Japanese beetles were first found in United States in 1916, after being accidentally introduced into New Jersey. Until that time, this insect was known to occur only in Japan where it is not a major pest. It is controlled in the eastern United States by soil-inhabiting protozoans that are not present in Minnesota.

There are a number of related beetles that also feed on the roots of grasses. In Minnesota, the Japanese beetle is the worst pest, so it's important to identify which species a grub belongs to as management is not the same for all species.

How to identify Japanese beetles

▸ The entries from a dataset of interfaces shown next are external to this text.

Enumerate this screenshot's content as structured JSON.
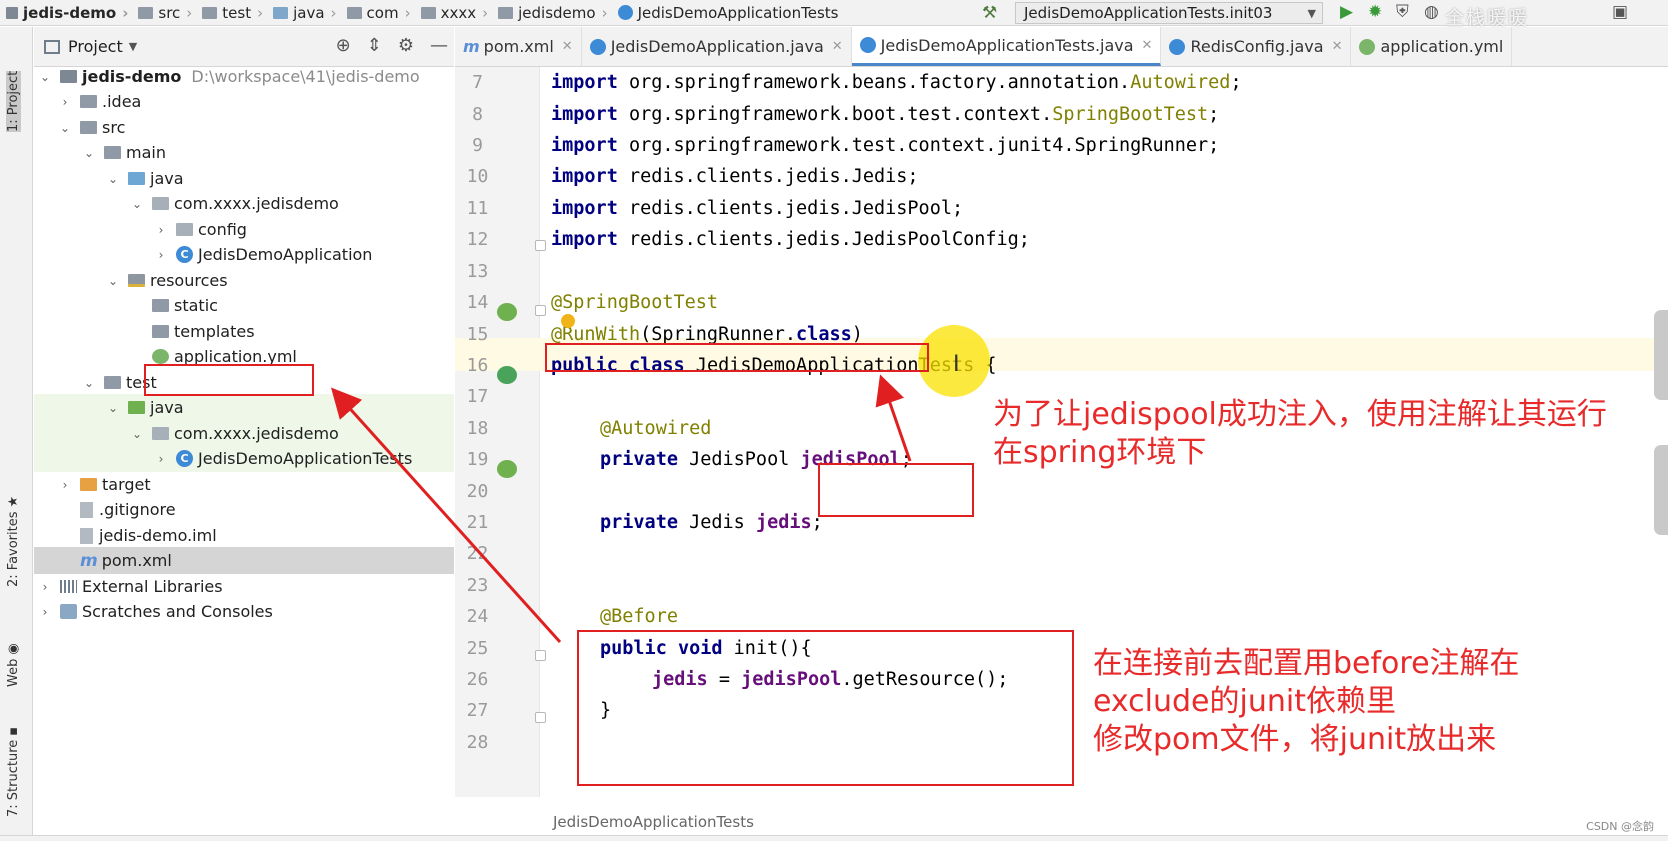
{
  "breadcrumb": [
    {
      "label": "jedis-demo"
    },
    {
      "label": "src"
    },
    {
      "label": "test"
    },
    {
      "label": "java"
    },
    {
      "label": "com"
    },
    {
      "label": "xxxx"
    },
    {
      "label": "jedisdemo"
    },
    {
      "label": "JedisDemoApplicationTests"
    }
  ],
  "toolbar": {
    "run_config": "JedisDemoApplicationTests.init03",
    "watermark": "全栈暖暖"
  },
  "side_stripe": {
    "project": "1: Project",
    "favorites": "2: Favorites",
    "web": "Web",
    "structure": "7: Structure"
  },
  "project_panel": {
    "title": "Project",
    "tree": [
      {
        "label": "jedis-demo",
        "path": "D:\\workspace\\41\\jedis-demo"
      },
      {
        "label": ".idea"
      },
      {
        "label": "src"
      },
      {
        "label": "main"
      },
      {
        "label": "java"
      },
      {
        "label": "com.xxxx.jedisdemo"
      },
      {
        "label": "config"
      },
      {
        "label": "JedisDemoApplication"
      },
      {
        "label": "resources"
      },
      {
        "label": "static"
      },
      {
        "label": "templates"
      },
      {
        "label": "application.yml"
      },
      {
        "label": "test"
      },
      {
        "label": "java"
      },
      {
        "label": "com.xxxx.jedisdemo"
      },
      {
        "label": "JedisDemoApplicationTests"
      },
      {
        "label": "target"
      },
      {
        "label": ".gitignore"
      },
      {
        "label": "jedis-demo.iml"
      },
      {
        "label": "pom.xml"
      },
      {
        "label": "External Libraries"
      },
      {
        "label": "Scratches and Consoles"
      }
    ]
  },
  "tabs": [
    {
      "label": "pom.xml"
    },
    {
      "label": "JedisDemoApplication.java"
    },
    {
      "label": "JedisDemoApplicationTests.java",
      "active": true
    },
    {
      "label": "RedisConfig.java"
    },
    {
      "label": "application.yml"
    }
  ],
  "editor": {
    "line_numbers": [
      "7",
      "8",
      "9",
      "10",
      "11",
      "12",
      "13",
      "14",
      "15",
      "16",
      "17",
      "18",
      "19",
      "20",
      "21",
      "22",
      "23",
      "24",
      "25",
      "26",
      "27",
      "28"
    ],
    "code": {
      "l7_pkg": " org.springframework.beans.factory.annotation.",
      "l7_cls": "Autowired",
      "l8_pkg": " org.springframework.boot.test.context.",
      "l8_cls": "SpringBootTest",
      "l9": " org.springframework.test.context.junit4.SpringRunner;",
      "l10": " redis.clients.jedis.Jedis;",
      "l11": " redis.clients.jedis.JedisPool;",
      "l12": " redis.clients.jedis.JedisPoolConfig;",
      "l14": "@SpringBootTest",
      "l15_ann": "@RunWith",
      "l15_rest": "(SpringRunner.",
      "l15_cls": "class",
      "l15_end": ")",
      "l16_rest": " JedisDemoApplicationTests {",
      "l18": "@Autowired",
      "l19_type": " JedisPool ",
      "l19_field": "jedisPool",
      "l21_type": " Jedis ",
      "l21_field": "jedis",
      "l24": "@Before",
      "l25_rest": " init(){",
      "l26_field": "jedis",
      "l26_eq": " = ",
      "l26_field2": "jedisPool",
      "l26_rest": ".getResource();",
      "l27": "}"
    },
    "keywords": {
      "import": "import",
      "public": "public",
      "class": "class",
      "private": "private",
      "void": "void"
    },
    "status_path": "JedisDemoApplicationTests"
  },
  "annotations": {
    "note1_line1": "为了让jedispool成功注入，使用注解让其运行",
    "note1_line2": "在spring环境下",
    "note2_line1": "在连接前去配置用before注解在",
    "note2_line2": "exclude的junit依赖里",
    "note2_line3": "修改pom文件，将junit放出来"
  },
  "footer": {
    "credit": "CSDN @念韵"
  },
  "colors": {
    "annotation_red": "#e02020",
    "keyword": "#000080",
    "annotation_code": "#808000"
  }
}
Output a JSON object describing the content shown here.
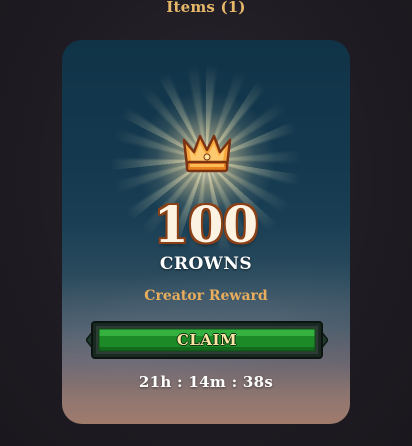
{
  "header": {
    "title": "Items (1)"
  },
  "reward": {
    "icon": "crown-icon",
    "amount": "100",
    "unit": "CROWNS",
    "subtitle": "Creator Reward",
    "claim_label": "CLAIM",
    "countdown": "21h : 14m : 38s"
  },
  "colors": {
    "header_text": "#e7b86a",
    "subtitle_text": "#e8ad5d",
    "button_green": "#1f9a2a",
    "button_frame": "#1b2a24",
    "crown_gold": "#f3a63c"
  }
}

japanese beetle crawling on edge of a leaf
  • Approximately one-third to one-half inch long.
  • Metallic green head with copper-brown wing covers.
  • Sides of abdomen have five white patches of hairs, and tip of abdomen has two patches of white hair.


Eggs are laid in the soil and generally not seen.

Larva (grub)

Japanese beetle grub
Japanese beetle grub
  • C-shaped, white to cream-colored grubs.
  • Up to about one inch long.

Damage caused by Japanese beetles

Adult Japanese beetle damage

chewed raspberry leaves on a raspberry bush with fruit
Japanese beetle damage on a raspberry plant

Adult Japanese beetles feed on the leaves of many different plants including birches, basswood, apples, raspberries and soybeans. They feed on the leaves between the veins, so when they are finished, they leave a skeleton of brown fibers where the leaves used to be, a type of damage referred to as skeletonizing.

Damage to fruit, such as raspberries, can occur where the beetles eat flowers along with the fruit or if the beetles kill so many leaves that the plant is weakened and cannot support fruit.

Grub damage

Grubs chew off grass roots and reduce the ability of grass to take up enough water to withstand stresses of hot, dry weather. As a result, large dead patches of grass develop in grub infested areas.

These dead patches can be rolled back like a carpet to expose the lack of turf roots. Grubs can be found in adjacent green areas. Early recognition of the problem can prevent this destruction.

Starlings and crows, as well as moles, shrews, and skunks may be seen digging up grubs, also damaging the turf.

Grub populations between 7 and 15 per square foot can cause significant damage to non-irrigated turf. Irrigated turf can withstand a higher grub count because the increase in water compensates for the roots chewed off by the grub.

Managing Japanese beetles

For fruit growers, Japanese beetles are best controlled as adults.

Physical removal is a viable option for small fruit patches or a few trees or shrubs.

  • Remove the beetles by hand and put them in soapy water.
  • Hand picking is most effective as the beetles first arrive, before they release their aggregation pheromones to attract others.
  • The best time to handpick beetles is in the evening and early morning, when they are less active.
  • Don't use Japanese beetle traps. Research has shown that traps attract more Japanese beetles than they catch, and will typically cause more damage to plants in a garden.

Using pesticides

Insecticides can help manage adults.

  • Neem extracts like Azadractin have been shown to provide short term protection, especially if only small to moderate numbers of Japanese beetles are present.
  • There are several contact, residual insecticides including permethrin, bifenthrin, malathion or carbaryl. 

Timing is critical to control grub infestations. The best time to apply insecticides for grubs is from mid-July until early September. Granular applied insecticides distributed on soil with a spreader are usually the best insecticides for Japanese beetles.  

There are conventional insecticides that kill grubs (imidacloprid) and biorational insecticides that conserve beneficial insects in turf (halofenozide and Acelepryn).

CAUTION: Mention of a pesticide or use of a pesticide label is for educational purposes only. Always follow the pesticide label directions attached to the pesticide container you are using. Remember, the label is the law.

When treating fruits or vegetables, be sure that the plant you wish to treat is listed on the label of the pesticide you intend to use. Also be sure to observe the number of days between pesticide application and when you can harvest your crop.

Reviewed in 2018

Share this page:

© 2018 Regents of the University of Minnesota. All rights reserved. The University of Minnesota is an equal opportunity educator and employer.